Mother-Young Relationships: How do differences in mothering strategy contribute to offspring survival? What can differences in communicative behaviors of mothers and infants tell us about the function of communication for different individuals? What do we really know about adoption in the wild? Answers to these questions can help researchers better understand the function of the juvenile stage in mammals and the importance of maternal effort and style to recruitment.
Nuñez, C.M.V., J.S. Adelman, D.I. Rubenstein. 2015. Sociality increases juvenile survival after a catastrophic event in the feral horse (Equus caballus). Behavioral Ecology, 26(1), 138–147. doi: http://beheco.oxfordjournals.org/content/early/2014/09/28/beheco.aru163.
Nuñez, C.M.V., J.S. Adelman, J. Smith, L.R. Gesquiere, and D.I. Rubenstein. 2014. Linking social environment and stress physiology in feral mares (Equus caballus): Group transfers elevate fecal cortisol levels. General and Comparative Endocrinology, 196: 26-33. doi: http://dx.doi.org/10.1016/j.ygcen.2013.11.012.
Nuñez, C.M.V., J.S. Adelman, and D.I. Rubenstein. 2013. A free-ranging, feral mare (Equus caballus) affords similar maternal care to her genetic and adopted offspring. American Naturalist, 182:674-681.
Nuñez, C.M.V., J.S. Adelman, and D.I. Rubenstein. 2010. Immunocontraception in wild horses (Equus caballus) extends reproductive cycling beyond the normal breeding season. PLOS ONE, 5(10): e13635. doi: http://dx.doi.org/10.1371/journal.pone.0013635.

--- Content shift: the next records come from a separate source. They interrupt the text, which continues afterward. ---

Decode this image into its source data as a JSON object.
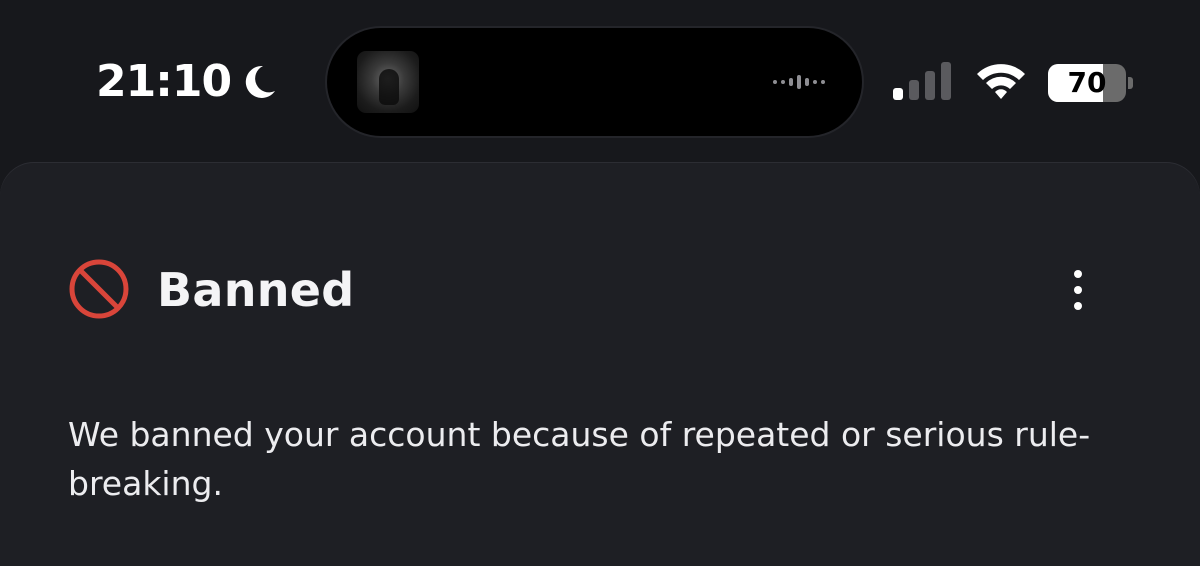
{
  "status_bar": {
    "time": "21:10",
    "focus_icon": "moon-icon",
    "now_playing": {
      "album_art": "album-art",
      "activity_icon": "waveform-icon"
    },
    "signal": {
      "icon": "cellular-signal-icon",
      "bars_active": 1,
      "bars_total": 4
    },
    "wifi_icon": "wifi-icon",
    "battery": {
      "level": "70",
      "fraction": 0.7
    }
  },
  "sheet": {
    "status_icon": "prohibited-icon",
    "status_icon_color": "#d9453a",
    "title": "Banned",
    "menu_icon": "more-vertical-icon",
    "message": "We banned your account because of repeated or serious rule-breaking."
  },
  "colors": {
    "background": "#17181c",
    "sheet": "#1e1f24",
    "text": "#f4f4f6",
    "danger": "#d9453a"
  }
}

Nuñez, C.M.V., J.S. Adelman, C. Mason, and D.I. Rubenstein. 2009. Immunocontraception decreases group fidelity in a feral horse population during the non-breeding season. Applied Animal Behaviour Science, 117: 74-83.